[DATA LISTING]

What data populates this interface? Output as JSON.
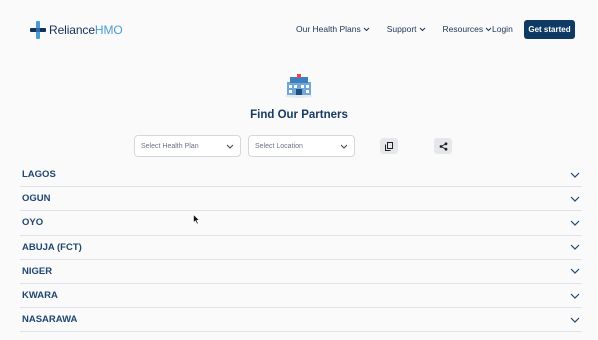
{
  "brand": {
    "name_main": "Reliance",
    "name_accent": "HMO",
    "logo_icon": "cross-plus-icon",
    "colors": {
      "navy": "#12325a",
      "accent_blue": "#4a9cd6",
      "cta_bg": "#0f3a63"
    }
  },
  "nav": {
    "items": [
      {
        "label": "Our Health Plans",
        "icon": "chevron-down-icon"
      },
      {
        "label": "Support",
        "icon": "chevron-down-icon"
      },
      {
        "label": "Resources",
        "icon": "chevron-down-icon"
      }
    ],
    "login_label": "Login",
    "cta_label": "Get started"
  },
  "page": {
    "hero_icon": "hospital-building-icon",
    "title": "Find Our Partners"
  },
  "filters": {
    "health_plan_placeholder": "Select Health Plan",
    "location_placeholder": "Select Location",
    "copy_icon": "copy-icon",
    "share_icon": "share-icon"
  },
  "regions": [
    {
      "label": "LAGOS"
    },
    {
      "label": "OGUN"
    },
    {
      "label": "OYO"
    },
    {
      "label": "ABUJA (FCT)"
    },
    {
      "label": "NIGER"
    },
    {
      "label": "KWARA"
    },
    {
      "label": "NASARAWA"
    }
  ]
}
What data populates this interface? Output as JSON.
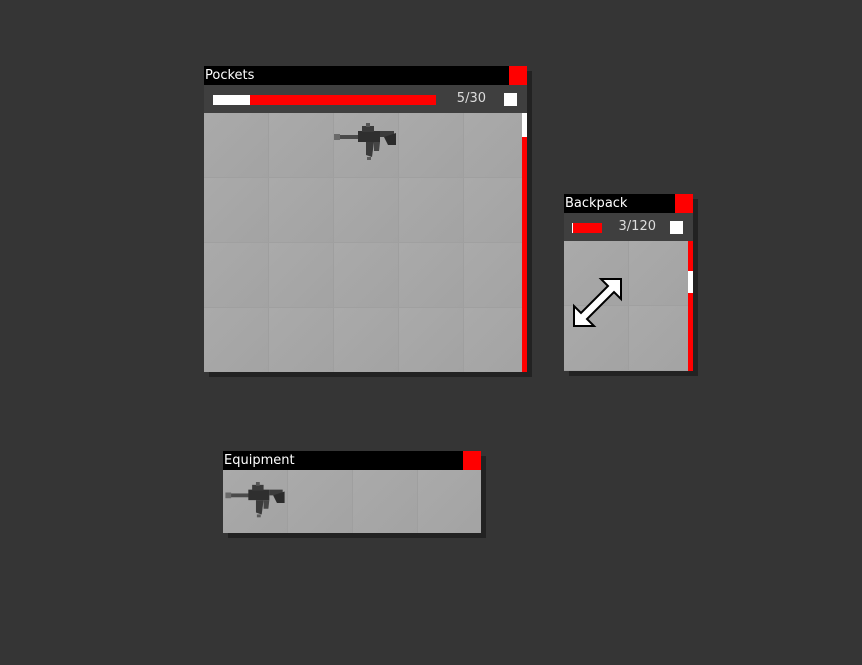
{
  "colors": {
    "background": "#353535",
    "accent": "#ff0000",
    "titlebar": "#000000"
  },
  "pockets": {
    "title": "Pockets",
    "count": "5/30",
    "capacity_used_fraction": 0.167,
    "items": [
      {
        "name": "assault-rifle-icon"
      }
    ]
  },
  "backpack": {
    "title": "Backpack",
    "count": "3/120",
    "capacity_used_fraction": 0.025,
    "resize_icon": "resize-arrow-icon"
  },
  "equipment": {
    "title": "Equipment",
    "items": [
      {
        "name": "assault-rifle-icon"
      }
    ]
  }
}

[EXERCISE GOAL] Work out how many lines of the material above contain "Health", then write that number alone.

[EXPECTED ANSWER] 2